%%

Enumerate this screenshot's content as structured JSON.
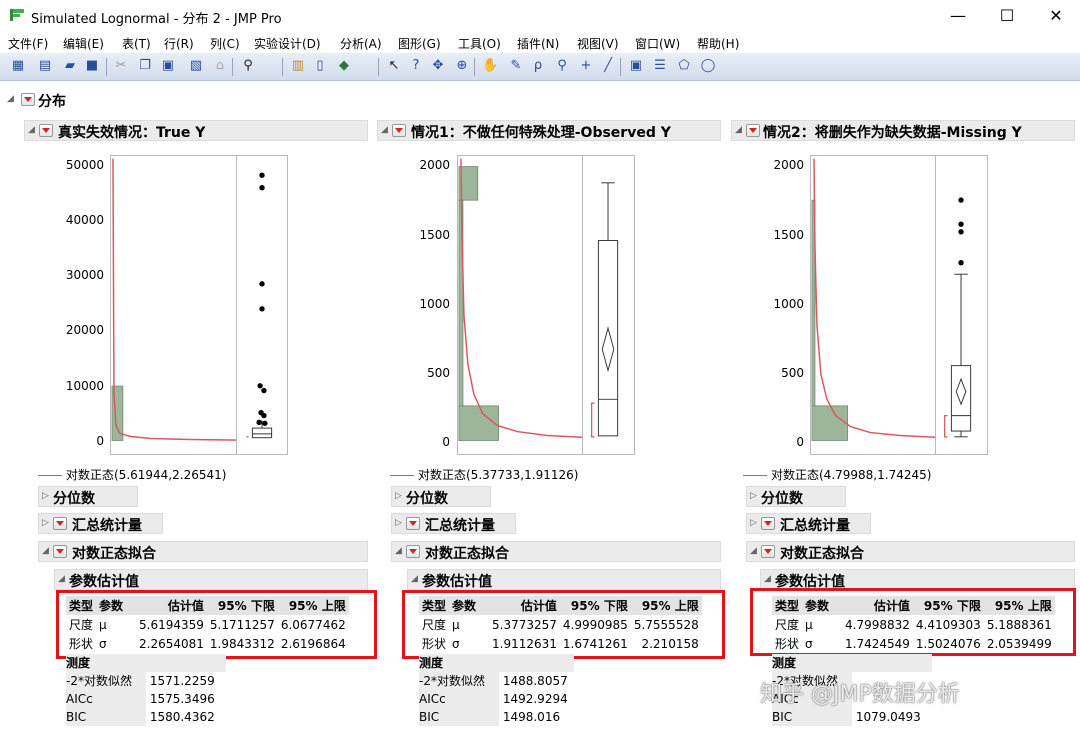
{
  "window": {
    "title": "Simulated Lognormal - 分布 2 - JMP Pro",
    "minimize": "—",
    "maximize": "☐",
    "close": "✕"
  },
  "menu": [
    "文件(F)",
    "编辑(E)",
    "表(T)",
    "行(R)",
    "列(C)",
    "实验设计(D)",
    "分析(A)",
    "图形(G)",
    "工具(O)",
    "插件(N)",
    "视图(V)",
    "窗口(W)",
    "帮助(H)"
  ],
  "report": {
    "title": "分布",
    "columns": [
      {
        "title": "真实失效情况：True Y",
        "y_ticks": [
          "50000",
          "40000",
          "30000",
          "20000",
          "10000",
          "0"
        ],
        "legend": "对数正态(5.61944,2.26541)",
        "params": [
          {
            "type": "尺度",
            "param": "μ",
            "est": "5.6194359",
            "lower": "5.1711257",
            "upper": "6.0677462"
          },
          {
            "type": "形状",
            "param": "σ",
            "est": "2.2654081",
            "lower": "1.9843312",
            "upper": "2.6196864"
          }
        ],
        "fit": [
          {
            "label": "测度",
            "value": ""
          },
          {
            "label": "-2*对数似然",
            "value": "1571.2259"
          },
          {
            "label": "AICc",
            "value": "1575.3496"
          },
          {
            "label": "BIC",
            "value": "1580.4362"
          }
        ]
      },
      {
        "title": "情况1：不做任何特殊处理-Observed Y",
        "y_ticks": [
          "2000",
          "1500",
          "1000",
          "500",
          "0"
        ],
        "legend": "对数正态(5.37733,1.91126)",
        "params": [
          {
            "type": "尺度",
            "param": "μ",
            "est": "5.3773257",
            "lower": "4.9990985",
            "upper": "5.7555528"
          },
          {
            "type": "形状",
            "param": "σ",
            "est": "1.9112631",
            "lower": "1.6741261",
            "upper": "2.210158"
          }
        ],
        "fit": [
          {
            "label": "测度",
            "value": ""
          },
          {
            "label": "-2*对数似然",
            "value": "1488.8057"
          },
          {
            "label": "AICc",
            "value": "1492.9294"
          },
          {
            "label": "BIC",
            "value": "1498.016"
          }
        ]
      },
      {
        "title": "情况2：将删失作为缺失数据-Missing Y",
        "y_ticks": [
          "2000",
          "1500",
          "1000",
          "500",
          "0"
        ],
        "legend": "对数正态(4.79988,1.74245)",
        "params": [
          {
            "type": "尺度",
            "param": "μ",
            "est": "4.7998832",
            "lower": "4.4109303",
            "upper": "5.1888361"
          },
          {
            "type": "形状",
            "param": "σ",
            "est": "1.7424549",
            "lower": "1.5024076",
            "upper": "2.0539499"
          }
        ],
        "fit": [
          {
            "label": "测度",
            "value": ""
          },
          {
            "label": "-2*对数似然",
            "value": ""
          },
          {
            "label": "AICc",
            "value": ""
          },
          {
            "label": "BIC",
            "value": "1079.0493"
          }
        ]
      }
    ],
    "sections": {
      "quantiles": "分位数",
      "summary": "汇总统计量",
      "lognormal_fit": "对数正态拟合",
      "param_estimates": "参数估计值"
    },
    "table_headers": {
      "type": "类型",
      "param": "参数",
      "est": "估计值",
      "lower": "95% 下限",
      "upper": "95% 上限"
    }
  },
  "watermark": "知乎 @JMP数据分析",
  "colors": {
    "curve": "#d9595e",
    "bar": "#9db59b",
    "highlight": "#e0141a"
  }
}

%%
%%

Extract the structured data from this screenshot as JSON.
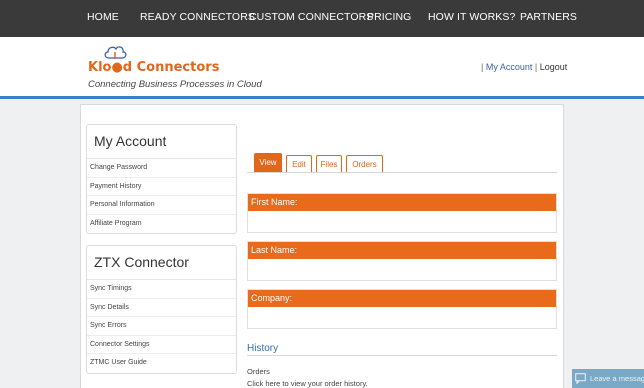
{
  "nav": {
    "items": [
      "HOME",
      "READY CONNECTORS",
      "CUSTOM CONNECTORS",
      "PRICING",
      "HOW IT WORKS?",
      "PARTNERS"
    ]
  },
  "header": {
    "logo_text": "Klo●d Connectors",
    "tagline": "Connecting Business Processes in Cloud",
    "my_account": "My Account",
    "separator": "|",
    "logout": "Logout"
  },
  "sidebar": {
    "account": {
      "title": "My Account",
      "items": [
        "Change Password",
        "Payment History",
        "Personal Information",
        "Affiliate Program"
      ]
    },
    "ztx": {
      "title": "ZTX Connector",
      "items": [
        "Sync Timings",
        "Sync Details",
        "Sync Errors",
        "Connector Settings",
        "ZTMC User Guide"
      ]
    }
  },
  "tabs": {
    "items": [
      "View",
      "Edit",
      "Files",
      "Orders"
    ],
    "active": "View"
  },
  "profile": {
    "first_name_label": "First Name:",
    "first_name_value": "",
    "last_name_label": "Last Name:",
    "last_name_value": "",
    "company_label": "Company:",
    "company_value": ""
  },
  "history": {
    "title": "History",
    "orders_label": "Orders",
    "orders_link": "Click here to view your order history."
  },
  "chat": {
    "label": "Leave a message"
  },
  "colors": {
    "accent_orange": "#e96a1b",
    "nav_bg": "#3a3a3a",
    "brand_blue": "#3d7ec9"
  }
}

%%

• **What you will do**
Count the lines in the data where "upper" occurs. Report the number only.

• **Task output**
7